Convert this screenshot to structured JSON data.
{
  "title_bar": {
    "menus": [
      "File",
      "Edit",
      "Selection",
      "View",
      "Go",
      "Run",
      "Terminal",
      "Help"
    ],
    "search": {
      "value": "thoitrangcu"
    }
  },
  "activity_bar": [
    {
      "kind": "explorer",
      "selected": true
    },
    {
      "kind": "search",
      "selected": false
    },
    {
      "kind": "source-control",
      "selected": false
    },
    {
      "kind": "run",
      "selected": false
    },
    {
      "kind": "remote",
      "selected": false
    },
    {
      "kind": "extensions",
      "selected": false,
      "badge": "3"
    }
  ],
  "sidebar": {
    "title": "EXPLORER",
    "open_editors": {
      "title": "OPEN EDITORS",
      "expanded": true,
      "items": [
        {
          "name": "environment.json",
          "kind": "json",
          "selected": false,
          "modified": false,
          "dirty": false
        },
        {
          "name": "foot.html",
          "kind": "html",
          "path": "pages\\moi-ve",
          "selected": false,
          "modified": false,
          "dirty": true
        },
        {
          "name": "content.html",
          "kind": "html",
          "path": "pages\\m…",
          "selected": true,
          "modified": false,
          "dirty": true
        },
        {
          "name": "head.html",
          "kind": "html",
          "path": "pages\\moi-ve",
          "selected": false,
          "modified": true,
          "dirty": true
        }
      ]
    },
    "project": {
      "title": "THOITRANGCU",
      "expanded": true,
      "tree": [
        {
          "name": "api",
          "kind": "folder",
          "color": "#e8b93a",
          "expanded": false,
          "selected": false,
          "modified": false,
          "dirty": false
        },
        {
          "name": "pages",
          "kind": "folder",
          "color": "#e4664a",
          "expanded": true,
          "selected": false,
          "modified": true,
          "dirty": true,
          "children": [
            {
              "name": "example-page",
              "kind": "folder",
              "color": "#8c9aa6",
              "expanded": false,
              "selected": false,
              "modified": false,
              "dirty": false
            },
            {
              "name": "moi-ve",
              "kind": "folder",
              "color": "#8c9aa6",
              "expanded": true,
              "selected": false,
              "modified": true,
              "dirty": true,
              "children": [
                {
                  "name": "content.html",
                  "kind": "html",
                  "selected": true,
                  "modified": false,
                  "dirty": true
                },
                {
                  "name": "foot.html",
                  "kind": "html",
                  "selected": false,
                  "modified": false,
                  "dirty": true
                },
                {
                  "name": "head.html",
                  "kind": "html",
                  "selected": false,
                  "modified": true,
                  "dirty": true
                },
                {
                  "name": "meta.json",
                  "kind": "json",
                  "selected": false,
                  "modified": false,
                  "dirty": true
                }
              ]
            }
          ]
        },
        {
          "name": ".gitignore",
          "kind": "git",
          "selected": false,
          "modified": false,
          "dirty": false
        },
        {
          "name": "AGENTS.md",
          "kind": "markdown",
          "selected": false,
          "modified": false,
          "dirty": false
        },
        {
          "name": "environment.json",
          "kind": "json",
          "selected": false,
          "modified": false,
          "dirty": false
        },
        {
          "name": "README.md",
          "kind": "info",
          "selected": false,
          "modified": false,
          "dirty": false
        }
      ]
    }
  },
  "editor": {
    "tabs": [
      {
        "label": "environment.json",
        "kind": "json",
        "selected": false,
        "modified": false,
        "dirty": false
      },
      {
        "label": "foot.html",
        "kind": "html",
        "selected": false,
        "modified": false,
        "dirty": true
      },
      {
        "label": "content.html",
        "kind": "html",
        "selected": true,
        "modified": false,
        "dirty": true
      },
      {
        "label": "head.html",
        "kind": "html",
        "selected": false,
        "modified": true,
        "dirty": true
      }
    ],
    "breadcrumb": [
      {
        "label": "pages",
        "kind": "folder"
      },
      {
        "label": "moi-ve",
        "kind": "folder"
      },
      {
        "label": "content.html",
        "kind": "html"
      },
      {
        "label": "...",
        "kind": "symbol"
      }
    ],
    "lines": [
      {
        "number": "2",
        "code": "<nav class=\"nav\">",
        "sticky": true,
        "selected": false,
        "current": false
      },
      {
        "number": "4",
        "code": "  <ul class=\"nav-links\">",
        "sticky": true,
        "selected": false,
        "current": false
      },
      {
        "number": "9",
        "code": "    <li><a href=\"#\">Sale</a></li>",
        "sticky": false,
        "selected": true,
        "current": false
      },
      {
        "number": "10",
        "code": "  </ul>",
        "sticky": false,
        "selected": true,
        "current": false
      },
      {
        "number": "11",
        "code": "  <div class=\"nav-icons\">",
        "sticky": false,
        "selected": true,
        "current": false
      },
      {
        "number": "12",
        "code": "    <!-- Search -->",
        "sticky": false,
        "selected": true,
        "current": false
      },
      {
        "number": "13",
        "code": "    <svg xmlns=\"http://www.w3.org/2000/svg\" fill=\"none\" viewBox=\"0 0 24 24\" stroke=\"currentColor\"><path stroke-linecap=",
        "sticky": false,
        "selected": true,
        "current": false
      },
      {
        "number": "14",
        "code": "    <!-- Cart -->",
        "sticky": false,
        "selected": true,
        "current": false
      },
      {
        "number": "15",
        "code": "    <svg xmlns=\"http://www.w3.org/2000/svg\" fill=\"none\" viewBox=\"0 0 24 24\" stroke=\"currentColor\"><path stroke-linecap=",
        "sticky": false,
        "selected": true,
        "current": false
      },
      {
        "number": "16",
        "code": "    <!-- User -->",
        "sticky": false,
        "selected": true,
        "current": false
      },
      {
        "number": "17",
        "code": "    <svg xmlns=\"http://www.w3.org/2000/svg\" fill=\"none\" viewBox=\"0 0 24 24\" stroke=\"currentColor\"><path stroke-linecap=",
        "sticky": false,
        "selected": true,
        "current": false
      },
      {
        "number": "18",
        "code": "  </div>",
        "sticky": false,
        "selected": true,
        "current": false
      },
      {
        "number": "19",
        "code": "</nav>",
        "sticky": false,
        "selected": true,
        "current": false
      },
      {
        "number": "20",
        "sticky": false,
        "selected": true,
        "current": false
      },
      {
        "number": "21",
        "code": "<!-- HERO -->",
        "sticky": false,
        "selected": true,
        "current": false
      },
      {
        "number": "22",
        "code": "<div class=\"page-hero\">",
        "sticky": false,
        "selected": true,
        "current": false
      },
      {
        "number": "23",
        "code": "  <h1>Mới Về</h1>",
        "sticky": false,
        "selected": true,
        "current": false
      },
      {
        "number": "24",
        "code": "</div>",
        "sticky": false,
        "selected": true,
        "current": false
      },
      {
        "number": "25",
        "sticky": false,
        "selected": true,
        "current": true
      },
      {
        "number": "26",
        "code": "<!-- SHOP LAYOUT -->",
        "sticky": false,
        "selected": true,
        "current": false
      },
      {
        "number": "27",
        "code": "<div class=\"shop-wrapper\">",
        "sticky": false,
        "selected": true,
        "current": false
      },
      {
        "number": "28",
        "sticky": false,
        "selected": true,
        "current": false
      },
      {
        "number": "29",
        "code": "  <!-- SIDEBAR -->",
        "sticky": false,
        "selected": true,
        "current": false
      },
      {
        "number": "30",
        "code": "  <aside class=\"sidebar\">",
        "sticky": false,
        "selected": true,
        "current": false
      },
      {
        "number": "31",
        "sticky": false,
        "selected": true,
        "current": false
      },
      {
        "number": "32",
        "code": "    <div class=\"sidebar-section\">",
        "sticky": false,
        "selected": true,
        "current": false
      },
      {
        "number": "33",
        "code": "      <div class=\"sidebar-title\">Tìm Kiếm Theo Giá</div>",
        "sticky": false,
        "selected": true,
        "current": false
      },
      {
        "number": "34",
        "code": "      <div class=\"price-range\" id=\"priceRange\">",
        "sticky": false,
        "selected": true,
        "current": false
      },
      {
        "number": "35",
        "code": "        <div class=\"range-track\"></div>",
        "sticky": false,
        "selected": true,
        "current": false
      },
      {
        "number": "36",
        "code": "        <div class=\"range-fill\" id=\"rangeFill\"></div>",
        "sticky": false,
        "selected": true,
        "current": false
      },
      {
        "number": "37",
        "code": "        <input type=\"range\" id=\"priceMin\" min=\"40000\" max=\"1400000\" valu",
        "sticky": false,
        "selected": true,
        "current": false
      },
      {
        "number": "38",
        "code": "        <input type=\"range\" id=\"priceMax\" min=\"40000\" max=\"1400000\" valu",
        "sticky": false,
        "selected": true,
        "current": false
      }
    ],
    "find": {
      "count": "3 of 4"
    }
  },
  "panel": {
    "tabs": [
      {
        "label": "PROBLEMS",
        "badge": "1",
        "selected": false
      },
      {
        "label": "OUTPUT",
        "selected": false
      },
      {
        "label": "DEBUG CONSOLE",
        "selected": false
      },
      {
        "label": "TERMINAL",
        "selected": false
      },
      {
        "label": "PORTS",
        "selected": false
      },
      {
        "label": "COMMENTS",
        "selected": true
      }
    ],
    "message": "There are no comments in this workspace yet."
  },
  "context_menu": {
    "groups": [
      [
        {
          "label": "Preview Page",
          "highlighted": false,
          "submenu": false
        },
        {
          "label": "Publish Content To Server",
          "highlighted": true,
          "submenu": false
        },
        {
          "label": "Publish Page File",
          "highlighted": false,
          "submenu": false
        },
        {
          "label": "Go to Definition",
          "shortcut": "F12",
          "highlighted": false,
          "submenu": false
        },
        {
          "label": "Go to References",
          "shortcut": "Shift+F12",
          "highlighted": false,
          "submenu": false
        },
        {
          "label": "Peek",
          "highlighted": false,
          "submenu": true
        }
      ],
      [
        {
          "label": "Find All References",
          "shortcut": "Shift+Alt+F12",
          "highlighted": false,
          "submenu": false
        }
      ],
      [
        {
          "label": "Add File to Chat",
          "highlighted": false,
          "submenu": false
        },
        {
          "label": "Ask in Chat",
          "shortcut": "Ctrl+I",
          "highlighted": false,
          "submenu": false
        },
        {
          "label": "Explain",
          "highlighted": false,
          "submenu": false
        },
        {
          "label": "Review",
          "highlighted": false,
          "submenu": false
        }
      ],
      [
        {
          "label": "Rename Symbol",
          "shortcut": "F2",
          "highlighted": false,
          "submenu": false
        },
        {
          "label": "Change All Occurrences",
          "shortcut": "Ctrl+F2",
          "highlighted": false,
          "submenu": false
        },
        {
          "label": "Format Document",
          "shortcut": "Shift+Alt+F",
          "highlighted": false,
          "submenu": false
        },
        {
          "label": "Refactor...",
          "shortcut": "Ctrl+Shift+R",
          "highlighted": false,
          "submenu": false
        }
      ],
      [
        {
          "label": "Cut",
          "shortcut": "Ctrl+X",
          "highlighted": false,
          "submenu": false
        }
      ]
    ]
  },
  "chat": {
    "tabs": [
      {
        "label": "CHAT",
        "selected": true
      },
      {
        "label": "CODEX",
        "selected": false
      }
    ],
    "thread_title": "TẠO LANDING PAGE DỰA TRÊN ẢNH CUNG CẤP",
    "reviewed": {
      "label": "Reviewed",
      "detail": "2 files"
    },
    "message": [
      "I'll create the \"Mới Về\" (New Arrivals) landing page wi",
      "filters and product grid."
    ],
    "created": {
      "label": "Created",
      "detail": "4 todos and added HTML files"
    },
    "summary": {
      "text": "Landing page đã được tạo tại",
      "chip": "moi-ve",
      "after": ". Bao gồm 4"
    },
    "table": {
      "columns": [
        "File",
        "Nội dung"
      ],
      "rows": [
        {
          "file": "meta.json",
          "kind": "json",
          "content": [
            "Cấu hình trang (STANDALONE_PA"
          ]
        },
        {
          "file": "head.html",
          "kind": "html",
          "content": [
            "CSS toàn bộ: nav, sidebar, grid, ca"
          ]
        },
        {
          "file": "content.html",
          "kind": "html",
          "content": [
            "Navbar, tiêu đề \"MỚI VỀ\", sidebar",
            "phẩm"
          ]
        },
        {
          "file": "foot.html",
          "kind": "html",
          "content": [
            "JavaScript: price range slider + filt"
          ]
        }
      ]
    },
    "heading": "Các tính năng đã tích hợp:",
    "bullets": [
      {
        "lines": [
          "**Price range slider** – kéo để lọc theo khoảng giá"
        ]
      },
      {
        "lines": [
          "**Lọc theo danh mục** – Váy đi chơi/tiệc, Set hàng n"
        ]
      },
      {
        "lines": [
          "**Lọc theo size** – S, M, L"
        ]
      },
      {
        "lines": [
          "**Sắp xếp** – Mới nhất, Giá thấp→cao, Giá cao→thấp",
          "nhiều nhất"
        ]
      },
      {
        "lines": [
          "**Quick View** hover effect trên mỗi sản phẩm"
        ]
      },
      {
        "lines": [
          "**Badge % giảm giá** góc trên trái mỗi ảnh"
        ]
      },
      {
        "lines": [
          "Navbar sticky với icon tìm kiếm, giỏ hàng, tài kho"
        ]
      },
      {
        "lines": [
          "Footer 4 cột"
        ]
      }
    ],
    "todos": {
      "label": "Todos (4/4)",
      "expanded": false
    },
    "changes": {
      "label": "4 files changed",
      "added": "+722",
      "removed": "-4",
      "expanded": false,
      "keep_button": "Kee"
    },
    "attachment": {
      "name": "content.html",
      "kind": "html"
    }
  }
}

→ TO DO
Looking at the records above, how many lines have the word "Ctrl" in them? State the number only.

→ WORKED SOLUTION
4